Task prompt:
For this exercise, please find the lines in the entries that include the word "ساندوتش" and copy them.

Interface dataset entries:
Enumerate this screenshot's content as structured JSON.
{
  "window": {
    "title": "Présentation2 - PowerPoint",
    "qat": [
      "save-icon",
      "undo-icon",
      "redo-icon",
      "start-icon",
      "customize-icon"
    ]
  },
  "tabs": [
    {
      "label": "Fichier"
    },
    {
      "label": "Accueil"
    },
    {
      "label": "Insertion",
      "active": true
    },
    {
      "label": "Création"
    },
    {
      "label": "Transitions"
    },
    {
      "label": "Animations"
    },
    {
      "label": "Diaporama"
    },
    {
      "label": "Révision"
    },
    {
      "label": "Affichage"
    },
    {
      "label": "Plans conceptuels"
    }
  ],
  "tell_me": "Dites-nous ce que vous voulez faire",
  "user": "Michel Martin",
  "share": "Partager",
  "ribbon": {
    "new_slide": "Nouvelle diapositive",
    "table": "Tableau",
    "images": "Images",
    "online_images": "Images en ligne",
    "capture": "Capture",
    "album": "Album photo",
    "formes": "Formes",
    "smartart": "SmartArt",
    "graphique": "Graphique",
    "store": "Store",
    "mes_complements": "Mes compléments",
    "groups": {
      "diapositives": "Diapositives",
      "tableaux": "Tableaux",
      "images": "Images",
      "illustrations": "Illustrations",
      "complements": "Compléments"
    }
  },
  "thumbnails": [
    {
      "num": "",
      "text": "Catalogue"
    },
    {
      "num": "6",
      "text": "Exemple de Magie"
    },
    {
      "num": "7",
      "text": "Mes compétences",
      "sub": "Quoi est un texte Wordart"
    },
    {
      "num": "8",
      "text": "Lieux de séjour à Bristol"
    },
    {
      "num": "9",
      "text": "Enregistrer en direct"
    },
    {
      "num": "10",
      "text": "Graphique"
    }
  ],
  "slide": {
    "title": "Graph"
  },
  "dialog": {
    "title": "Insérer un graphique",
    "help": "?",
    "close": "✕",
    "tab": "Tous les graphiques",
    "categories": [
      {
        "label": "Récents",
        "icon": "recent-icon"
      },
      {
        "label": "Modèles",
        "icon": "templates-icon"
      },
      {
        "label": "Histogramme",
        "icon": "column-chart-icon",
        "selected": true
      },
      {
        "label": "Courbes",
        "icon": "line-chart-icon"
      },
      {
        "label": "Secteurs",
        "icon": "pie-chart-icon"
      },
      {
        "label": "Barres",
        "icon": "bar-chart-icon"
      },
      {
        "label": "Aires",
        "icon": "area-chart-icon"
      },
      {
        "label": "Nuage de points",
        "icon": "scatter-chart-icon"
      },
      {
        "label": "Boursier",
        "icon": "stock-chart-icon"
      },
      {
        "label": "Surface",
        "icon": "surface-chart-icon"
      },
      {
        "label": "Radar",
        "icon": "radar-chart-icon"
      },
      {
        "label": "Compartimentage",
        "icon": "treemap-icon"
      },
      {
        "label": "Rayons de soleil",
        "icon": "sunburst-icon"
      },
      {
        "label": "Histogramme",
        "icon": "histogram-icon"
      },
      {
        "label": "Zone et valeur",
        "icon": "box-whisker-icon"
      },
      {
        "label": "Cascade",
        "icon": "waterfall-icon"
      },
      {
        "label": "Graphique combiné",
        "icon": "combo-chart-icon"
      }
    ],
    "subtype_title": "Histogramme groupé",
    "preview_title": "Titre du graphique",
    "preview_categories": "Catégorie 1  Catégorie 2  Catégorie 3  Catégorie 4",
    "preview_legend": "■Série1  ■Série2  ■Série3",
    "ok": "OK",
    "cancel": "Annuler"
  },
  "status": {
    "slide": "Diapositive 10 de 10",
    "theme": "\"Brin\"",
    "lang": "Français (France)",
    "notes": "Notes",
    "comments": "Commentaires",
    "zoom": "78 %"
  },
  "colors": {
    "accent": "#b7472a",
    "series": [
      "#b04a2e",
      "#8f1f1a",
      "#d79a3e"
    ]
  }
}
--
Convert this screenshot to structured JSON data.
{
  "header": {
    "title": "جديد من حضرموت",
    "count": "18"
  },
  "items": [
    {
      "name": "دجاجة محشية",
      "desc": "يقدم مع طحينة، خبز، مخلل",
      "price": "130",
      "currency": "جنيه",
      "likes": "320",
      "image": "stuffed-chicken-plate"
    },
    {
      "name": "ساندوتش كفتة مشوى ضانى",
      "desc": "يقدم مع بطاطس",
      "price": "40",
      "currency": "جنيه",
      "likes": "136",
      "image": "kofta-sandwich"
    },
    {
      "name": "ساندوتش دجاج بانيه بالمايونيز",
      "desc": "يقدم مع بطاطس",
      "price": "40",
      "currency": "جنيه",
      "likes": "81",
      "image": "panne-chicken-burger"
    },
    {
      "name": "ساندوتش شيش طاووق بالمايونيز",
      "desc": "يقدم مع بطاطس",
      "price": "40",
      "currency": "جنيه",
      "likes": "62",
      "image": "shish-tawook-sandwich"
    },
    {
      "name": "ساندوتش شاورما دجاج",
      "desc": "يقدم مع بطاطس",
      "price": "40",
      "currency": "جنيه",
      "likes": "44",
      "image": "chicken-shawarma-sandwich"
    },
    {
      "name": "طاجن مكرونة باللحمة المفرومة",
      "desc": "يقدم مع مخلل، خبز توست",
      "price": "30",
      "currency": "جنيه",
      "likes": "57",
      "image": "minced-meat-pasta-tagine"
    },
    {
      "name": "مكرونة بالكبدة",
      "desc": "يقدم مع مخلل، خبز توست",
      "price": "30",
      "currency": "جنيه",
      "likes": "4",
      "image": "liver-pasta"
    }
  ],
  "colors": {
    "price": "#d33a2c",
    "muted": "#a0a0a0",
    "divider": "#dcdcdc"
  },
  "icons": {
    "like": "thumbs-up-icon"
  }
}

Task response:
      "name": "ساندوتش كفتة مشوى ضانى",
      "name": "ساندوتش دجاج بانيه بالمايونيز",
      "name": "ساندوتش شيش طاووق بالمايونيز",
      "name": "ساندوتش شاورما دجاج",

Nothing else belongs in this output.